**To do:** Among the entries below, how many lines contain the string "activity"? Only the number is wanted.

**Data supplied:**
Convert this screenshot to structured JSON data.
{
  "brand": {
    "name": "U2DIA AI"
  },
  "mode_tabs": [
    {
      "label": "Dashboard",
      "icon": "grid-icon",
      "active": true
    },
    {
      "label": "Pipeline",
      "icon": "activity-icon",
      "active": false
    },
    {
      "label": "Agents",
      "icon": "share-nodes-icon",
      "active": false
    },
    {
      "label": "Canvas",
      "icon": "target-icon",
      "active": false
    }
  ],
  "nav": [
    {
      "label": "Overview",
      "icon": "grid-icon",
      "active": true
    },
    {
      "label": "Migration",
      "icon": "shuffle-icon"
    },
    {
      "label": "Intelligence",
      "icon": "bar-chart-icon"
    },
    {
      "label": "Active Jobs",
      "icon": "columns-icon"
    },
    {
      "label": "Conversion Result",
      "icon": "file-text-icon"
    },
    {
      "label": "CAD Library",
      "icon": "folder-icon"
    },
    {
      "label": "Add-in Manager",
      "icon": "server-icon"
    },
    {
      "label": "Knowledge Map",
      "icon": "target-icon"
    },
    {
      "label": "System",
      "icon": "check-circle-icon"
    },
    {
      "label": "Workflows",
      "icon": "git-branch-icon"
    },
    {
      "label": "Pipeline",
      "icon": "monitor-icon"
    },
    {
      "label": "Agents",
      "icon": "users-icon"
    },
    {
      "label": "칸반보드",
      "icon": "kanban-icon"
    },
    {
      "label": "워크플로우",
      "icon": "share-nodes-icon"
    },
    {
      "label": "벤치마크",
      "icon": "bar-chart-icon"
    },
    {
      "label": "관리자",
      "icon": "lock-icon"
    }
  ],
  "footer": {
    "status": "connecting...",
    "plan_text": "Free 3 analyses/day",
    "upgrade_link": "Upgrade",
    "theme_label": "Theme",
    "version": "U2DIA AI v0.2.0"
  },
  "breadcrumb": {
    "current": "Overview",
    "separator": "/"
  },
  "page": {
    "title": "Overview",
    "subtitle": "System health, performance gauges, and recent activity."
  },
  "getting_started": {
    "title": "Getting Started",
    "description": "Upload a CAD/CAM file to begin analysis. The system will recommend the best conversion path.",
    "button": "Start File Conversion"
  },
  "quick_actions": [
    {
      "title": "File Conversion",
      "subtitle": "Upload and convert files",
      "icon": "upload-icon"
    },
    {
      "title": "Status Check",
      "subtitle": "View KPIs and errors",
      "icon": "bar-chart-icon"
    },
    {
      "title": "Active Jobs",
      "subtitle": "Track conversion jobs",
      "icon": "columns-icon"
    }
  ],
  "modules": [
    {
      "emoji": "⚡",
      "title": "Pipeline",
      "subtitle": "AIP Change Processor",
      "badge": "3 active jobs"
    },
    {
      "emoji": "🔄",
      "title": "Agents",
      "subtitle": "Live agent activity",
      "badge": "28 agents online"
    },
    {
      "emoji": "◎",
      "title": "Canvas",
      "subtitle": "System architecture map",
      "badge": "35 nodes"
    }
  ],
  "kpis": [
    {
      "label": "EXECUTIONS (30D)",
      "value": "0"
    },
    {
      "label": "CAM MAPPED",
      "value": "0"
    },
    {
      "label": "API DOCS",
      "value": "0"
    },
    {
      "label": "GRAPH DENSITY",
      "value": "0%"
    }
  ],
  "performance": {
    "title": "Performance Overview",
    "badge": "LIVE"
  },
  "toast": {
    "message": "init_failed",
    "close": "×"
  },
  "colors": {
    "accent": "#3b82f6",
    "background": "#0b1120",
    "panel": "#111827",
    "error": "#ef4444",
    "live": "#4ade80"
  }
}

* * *

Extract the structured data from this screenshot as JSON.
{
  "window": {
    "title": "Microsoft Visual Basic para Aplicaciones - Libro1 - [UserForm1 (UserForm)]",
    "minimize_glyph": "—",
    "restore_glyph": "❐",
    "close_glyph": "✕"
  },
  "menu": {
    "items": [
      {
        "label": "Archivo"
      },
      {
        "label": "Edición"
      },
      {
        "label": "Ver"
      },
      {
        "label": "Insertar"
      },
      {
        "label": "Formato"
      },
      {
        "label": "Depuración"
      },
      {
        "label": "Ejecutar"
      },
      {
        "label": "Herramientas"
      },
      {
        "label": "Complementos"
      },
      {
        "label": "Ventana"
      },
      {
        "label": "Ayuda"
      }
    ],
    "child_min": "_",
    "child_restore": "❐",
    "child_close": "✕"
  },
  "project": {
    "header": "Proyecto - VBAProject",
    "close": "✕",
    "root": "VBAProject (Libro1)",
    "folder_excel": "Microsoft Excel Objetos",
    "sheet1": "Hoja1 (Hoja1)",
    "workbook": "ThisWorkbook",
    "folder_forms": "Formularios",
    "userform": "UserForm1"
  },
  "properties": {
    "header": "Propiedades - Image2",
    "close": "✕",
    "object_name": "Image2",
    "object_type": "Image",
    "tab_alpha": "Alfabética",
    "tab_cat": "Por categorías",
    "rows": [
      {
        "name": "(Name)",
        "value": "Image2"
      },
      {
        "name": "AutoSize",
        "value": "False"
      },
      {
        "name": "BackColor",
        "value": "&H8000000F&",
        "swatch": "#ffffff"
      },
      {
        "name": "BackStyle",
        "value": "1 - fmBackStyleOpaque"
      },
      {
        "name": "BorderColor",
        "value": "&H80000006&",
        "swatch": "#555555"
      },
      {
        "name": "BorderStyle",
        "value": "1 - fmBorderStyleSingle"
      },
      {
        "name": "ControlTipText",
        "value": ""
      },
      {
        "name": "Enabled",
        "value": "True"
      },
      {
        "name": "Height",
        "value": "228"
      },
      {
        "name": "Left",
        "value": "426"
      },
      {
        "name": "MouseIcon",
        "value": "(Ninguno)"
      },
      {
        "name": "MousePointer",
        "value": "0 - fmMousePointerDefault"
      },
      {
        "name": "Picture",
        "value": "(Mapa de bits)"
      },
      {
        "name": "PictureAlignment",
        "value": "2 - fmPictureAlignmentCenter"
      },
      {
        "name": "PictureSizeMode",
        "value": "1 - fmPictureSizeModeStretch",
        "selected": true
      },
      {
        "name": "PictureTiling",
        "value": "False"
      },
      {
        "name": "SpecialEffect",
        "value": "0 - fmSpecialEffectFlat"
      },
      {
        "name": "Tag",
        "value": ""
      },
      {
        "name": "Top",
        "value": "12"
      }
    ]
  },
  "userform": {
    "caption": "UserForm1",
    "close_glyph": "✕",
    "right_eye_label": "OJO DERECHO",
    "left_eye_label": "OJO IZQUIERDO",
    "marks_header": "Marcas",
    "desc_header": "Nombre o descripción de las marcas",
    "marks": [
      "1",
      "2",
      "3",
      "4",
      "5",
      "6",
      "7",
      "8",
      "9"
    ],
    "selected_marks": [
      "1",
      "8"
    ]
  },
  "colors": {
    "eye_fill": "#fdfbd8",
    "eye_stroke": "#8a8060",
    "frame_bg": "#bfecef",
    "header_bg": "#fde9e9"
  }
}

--

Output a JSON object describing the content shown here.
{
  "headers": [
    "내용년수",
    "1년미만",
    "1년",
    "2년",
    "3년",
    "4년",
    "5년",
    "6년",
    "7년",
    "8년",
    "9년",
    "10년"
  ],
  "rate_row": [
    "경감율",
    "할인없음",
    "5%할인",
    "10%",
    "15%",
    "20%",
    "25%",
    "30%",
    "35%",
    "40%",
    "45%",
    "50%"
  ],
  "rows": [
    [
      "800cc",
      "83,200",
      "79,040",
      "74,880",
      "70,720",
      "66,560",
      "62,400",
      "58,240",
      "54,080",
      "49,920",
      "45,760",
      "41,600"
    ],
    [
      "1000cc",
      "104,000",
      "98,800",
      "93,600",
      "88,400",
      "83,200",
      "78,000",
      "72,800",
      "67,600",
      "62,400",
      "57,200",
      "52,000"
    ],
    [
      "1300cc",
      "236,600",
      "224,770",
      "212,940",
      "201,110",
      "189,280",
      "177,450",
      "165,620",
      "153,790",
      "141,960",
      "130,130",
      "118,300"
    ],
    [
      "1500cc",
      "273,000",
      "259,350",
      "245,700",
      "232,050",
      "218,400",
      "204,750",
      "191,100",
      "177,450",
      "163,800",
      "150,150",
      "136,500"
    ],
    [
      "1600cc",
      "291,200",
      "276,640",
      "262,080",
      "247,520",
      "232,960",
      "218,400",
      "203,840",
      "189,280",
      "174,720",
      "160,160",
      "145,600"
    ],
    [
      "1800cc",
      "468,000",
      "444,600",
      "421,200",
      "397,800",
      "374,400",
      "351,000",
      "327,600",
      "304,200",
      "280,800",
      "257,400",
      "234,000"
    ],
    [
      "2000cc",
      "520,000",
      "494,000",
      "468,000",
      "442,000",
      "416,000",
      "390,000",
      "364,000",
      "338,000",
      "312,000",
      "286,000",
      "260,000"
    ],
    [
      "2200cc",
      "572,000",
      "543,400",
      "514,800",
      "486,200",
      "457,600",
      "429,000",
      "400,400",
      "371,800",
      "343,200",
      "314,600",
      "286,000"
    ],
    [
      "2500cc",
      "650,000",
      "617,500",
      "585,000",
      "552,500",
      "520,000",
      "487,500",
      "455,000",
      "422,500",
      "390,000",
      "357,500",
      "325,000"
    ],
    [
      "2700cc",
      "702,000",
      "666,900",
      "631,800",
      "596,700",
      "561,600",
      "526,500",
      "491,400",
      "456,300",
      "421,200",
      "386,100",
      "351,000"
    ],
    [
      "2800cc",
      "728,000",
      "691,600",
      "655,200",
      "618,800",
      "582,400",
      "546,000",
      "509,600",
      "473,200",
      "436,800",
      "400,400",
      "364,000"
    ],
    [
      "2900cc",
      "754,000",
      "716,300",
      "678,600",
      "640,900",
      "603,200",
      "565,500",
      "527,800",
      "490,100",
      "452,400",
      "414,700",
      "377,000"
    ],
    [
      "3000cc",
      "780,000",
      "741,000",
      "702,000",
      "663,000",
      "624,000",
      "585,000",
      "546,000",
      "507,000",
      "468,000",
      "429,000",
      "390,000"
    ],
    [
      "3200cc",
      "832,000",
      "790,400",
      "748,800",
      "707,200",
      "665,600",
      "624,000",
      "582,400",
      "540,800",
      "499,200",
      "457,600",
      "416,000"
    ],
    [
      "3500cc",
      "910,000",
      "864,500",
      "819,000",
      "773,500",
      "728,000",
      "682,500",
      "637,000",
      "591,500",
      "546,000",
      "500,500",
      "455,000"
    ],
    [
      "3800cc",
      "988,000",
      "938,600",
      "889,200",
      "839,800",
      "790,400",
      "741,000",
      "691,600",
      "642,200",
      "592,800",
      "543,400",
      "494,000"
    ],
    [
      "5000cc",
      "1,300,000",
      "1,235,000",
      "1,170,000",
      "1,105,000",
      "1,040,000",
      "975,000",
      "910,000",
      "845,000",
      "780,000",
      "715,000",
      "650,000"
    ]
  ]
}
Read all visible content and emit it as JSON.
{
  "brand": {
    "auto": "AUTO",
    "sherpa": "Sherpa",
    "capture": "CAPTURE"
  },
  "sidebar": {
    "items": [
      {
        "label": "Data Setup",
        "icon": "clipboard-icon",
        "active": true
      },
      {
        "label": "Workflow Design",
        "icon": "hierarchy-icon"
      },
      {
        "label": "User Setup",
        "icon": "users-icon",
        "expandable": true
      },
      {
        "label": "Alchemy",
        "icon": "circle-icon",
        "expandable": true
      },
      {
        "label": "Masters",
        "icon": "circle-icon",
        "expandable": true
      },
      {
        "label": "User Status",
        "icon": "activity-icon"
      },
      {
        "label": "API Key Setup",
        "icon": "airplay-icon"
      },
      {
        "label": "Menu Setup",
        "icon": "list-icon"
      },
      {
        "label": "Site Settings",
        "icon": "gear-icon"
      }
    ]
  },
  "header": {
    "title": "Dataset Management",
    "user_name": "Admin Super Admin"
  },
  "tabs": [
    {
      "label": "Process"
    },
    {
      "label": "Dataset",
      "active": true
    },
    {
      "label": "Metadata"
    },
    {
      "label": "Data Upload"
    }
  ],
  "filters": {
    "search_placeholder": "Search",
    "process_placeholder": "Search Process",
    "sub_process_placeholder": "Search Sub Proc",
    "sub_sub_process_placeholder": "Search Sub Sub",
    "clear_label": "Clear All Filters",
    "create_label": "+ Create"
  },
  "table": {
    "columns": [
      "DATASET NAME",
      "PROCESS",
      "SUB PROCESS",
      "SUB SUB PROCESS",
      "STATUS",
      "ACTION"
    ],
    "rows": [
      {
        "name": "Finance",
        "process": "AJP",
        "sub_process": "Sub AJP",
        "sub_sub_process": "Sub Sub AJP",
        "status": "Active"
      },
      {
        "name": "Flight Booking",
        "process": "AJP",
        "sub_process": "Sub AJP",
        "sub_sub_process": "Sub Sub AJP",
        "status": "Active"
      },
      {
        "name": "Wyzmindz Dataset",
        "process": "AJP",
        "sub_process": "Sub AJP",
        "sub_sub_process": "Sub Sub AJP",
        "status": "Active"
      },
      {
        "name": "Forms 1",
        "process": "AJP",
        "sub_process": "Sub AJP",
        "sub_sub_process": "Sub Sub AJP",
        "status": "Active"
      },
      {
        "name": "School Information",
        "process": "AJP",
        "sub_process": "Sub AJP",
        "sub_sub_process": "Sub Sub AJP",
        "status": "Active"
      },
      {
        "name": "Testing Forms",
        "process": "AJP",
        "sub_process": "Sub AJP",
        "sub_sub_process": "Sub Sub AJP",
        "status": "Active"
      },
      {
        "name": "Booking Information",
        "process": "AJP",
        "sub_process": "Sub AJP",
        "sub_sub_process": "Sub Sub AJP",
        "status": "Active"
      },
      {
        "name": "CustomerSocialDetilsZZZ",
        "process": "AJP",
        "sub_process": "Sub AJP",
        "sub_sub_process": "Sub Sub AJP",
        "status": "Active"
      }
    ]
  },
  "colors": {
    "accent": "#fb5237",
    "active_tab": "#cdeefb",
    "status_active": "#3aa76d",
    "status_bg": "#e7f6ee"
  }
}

**Problem solution:** 4